correlated, it may be the case that one or more other things are influencing both sets of figures and not that whatever is being measured by one set of figures is causing the changes in the other set. There is no attempt in the report to consider or analyse whether the relationship between absence and attainment is causal.
It is possible, in this case, that parents who take a conscientious approach to the education of their children ensure that absences from school are minimised, and also give encouragement to their children and make them do their homework! So it might be parental attitude rather than a great attendance record that influences exam results.
Making a slightly different point, LibDem MP John Hemming, chair of the Parents Want a Say group, said: “Nicky Morgan gets an F for statistics. She has lumped together all types of absence and therefore fails to analyse the impact of different types of absence.”
In fact the Department’s report seems to be soundly based but does not prove that missing school can have a lasting effect on a pupil’s life chances, nor the opposite.
However, the campaigners for liberalisation of the absence rules are up against an intrinsic issue. If school is beneficial to kids, then missing it can hardly be anything other than deleterious to their interests. To suggest that missing school has no impact on educational outcomes is hard to reconcile with putting a value on schooling.

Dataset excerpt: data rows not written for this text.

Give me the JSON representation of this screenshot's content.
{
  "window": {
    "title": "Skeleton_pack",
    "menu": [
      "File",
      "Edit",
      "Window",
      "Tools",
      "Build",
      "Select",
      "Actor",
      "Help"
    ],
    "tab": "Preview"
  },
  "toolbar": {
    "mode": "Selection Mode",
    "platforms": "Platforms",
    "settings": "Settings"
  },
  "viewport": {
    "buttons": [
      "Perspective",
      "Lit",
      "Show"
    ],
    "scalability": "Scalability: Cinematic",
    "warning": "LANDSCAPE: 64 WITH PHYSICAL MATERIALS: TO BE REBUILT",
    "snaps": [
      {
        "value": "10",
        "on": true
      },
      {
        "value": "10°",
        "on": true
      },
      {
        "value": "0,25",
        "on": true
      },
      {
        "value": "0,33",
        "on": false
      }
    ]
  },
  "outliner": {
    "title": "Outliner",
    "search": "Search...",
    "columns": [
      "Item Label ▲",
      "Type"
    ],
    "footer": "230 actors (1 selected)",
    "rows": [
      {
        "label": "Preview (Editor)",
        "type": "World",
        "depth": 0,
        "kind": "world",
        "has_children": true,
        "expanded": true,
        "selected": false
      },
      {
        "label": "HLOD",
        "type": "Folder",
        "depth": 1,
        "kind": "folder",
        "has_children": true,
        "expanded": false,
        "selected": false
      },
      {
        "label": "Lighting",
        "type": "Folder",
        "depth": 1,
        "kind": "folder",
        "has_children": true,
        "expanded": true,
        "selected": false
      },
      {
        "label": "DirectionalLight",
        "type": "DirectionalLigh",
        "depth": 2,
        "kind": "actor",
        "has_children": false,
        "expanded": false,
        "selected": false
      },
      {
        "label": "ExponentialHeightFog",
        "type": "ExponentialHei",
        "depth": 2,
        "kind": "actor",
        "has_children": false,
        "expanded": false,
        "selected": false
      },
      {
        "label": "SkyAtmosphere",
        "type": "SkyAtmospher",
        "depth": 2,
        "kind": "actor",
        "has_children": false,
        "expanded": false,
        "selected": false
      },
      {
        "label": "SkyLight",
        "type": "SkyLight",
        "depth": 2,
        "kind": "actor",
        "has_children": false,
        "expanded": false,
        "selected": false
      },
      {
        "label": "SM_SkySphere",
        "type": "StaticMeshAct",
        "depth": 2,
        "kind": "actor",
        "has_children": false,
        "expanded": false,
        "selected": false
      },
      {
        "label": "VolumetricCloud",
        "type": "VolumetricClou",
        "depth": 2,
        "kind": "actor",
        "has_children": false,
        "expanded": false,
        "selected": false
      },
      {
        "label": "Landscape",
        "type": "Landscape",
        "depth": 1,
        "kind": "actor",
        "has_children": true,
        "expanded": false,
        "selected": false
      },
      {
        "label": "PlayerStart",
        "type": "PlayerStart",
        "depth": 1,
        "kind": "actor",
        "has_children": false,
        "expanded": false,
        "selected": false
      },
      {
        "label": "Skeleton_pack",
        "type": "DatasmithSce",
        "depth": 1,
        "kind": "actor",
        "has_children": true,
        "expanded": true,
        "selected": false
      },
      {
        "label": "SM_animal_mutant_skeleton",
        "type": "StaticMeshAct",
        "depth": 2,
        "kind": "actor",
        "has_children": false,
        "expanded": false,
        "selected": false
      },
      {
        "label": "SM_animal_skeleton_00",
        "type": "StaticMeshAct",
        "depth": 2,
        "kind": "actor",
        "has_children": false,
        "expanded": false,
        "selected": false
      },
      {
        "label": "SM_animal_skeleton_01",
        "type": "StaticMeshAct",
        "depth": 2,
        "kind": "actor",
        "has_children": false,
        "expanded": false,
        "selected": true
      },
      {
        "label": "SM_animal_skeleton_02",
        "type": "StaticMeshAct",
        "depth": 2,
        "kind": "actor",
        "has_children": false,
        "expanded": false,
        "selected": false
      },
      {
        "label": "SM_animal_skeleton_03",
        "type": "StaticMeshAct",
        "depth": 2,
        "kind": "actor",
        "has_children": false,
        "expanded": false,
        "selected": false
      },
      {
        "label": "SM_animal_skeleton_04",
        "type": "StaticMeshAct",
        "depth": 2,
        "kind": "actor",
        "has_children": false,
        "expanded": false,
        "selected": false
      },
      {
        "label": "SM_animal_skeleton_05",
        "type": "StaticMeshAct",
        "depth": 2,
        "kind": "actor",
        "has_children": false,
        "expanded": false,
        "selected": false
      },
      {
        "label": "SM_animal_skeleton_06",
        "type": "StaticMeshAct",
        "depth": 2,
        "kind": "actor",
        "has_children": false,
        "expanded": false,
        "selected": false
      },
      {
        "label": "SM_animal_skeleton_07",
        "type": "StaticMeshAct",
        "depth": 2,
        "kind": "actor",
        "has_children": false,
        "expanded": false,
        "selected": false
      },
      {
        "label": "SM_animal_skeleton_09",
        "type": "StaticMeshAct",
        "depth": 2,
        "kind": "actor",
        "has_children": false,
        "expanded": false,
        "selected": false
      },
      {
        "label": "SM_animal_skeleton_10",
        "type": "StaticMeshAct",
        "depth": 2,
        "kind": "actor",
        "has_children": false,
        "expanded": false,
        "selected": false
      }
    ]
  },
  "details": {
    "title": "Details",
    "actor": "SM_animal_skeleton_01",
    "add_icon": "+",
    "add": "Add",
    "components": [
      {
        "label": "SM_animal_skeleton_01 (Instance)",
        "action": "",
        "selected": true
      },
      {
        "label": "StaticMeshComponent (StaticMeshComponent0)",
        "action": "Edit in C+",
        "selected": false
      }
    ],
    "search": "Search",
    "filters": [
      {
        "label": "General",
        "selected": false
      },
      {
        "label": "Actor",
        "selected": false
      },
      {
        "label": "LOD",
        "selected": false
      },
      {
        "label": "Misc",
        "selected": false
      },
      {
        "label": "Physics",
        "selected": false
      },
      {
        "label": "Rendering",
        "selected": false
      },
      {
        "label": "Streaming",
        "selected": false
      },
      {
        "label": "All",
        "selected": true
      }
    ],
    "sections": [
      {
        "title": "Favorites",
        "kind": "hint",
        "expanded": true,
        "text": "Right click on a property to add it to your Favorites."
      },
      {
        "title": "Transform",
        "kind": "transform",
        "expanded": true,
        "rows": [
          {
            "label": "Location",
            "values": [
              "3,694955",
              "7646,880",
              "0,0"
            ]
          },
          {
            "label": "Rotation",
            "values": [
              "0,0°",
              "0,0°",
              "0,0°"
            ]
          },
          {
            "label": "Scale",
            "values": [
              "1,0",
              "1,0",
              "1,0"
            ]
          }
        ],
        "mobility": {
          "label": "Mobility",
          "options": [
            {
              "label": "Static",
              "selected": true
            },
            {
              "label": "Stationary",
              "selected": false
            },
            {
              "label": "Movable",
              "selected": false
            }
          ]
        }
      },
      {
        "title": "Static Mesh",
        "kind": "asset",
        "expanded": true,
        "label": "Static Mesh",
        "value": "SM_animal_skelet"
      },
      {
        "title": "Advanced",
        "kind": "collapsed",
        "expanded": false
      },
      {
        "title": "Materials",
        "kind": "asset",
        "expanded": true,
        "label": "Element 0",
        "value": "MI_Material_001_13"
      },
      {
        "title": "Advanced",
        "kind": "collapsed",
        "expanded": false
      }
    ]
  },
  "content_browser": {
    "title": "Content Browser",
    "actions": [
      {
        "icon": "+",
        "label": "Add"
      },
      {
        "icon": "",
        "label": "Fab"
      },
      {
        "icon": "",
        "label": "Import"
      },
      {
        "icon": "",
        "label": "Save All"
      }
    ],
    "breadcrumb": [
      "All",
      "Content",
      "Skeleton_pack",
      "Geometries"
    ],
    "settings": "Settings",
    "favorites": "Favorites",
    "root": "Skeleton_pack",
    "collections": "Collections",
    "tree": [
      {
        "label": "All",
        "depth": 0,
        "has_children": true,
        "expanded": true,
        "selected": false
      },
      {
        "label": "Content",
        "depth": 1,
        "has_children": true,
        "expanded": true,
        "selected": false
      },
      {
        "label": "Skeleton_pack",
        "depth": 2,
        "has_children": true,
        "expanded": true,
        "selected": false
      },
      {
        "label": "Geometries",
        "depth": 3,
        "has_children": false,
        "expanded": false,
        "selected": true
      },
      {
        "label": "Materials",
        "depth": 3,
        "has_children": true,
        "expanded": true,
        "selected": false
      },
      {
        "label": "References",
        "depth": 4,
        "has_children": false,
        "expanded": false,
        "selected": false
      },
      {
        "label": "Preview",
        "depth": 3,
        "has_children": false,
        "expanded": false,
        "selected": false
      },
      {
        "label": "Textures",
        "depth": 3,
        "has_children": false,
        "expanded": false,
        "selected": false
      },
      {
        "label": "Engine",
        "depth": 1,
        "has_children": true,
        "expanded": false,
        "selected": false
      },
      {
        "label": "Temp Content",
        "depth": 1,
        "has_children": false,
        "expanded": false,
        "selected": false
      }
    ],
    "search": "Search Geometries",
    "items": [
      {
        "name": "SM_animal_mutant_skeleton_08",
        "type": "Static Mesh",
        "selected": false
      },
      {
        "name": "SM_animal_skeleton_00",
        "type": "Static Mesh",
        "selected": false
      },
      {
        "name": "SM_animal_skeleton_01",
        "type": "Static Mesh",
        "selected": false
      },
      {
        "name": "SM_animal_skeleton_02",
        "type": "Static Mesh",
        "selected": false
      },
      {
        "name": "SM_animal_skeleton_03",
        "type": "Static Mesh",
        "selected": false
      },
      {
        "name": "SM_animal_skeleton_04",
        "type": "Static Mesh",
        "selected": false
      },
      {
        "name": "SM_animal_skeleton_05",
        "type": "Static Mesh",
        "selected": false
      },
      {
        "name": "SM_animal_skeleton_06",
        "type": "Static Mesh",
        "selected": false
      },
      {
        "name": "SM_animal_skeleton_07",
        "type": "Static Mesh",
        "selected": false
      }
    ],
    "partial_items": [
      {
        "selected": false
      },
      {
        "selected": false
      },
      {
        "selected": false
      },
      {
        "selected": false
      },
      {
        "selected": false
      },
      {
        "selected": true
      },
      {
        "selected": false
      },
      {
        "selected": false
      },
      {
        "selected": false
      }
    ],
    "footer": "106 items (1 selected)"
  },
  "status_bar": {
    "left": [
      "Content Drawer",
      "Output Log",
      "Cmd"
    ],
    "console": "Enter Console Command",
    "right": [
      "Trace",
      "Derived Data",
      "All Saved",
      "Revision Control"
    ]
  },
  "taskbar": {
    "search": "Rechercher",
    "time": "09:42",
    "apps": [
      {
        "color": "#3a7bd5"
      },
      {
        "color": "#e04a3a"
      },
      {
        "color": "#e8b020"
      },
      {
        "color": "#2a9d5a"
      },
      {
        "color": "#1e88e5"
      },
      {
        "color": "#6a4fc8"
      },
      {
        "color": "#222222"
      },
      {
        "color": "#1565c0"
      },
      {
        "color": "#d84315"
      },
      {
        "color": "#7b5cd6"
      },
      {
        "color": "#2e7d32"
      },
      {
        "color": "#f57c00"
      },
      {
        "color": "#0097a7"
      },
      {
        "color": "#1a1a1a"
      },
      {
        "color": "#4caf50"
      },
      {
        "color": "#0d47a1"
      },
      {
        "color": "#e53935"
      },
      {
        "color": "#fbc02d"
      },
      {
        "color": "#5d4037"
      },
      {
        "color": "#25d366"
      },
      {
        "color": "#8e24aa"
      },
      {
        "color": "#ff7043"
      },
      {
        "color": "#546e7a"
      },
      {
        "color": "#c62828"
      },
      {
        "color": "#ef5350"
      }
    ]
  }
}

EASCO made a policy decision last year to work long-term for a system of staggered school holidays by region in England. This wouldn’t solve all the problems but it would increase the length of the holiday season and make summer holidays more affordable as there would be less competition for just a few short summer weeks if Preston pupils were not having their summer break at the exactly the same time as Southampton scholars. This would create issues regarding the timings of examinations but the approach is well established in Holland and other European countries, proving that it can be successful.